Earth’s magnetic field is getting weaker
A part of the earth’s magnetic field is weakening, and no one really knows why.
Satellite data has revealed a rather worrying development that the magnetic field is weakening between Africa and South America. Scientists say the area known as South Atlantic Anomaly has significantly widened over the past few years. The European Space Agency’s (ESA) Swarm constellation of satellites have noticed a reduction in the strength from around 24,000 nanoteslas to 22,000 nanoteslas.
The earth’s magnetic field is generated by movements within the planet’s molten iron core. This emerges and goes as far as providing a shield for earth in space and protects the living beings from the harmful radiation of the sun. A stronger magnetic field blocks out more radiation from reaching the earth’s surface.
The reasons for this weakening magnetic field in the region could indicate an imminent reversal, where the North Pole and the South Pole switch. Scientists say this has happened before as well and happens roughly every 250,000 years.
The reversal could mean a change in how the magnetic field protects the earth from harmful cosmic radiation as well as space winds. Satellites could be rendered in-operational, which could have significant disruptions for communication systems around the world, including telecom networks and mobile phones. Scientists say spacecraft flying through the area are more likely to experience technical malfunctions.
This is set to rumble on, quite literally, because magnetic field reversals don’t usually happen in a day. But if things are indeed headed towards the North Pole and the South Pole swapping places, you probably wouldn’t want to be around to witness it.

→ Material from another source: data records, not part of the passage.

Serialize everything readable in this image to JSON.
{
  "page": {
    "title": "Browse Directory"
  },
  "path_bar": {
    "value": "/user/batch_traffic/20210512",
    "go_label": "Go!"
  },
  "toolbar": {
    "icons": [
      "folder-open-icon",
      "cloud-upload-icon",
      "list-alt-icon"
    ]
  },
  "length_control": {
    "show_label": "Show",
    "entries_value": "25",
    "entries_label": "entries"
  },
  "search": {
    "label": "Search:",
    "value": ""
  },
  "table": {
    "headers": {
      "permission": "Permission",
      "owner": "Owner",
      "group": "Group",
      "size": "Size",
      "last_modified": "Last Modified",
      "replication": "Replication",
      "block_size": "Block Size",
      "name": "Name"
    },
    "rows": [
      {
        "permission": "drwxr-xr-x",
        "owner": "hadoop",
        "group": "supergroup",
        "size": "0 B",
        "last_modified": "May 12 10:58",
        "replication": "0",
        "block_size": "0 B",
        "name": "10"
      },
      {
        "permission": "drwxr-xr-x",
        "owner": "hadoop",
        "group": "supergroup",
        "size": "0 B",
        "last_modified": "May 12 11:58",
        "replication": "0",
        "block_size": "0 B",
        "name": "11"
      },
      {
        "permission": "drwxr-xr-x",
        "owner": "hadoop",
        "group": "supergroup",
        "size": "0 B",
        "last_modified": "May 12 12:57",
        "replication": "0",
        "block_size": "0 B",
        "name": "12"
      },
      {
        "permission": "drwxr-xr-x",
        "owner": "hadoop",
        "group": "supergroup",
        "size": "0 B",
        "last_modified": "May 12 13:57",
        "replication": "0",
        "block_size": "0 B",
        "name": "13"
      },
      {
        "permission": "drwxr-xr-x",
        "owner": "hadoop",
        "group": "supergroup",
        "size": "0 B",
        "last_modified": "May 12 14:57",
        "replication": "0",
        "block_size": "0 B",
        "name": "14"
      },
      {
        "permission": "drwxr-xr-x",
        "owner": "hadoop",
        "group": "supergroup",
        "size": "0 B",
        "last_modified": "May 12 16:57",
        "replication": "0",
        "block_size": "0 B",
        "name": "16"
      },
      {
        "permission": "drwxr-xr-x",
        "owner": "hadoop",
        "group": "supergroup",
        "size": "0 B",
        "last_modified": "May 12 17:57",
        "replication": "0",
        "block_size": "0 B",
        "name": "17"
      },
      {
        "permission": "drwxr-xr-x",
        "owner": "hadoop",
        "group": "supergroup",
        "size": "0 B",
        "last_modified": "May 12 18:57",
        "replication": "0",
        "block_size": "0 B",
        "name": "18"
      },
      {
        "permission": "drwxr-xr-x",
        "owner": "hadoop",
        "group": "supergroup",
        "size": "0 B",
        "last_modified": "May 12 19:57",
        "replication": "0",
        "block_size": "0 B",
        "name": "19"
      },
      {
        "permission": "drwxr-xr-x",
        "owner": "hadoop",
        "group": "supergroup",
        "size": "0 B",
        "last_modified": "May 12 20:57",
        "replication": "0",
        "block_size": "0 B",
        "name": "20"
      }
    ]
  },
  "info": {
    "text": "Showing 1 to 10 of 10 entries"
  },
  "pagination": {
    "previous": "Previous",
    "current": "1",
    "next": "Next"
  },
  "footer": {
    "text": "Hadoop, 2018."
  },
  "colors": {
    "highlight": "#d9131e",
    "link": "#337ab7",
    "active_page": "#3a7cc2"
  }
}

Movies like Absolute Zero (2006) and Polar Storm (2009) have shown the disaster caused to the earth due to magnetic field reversal.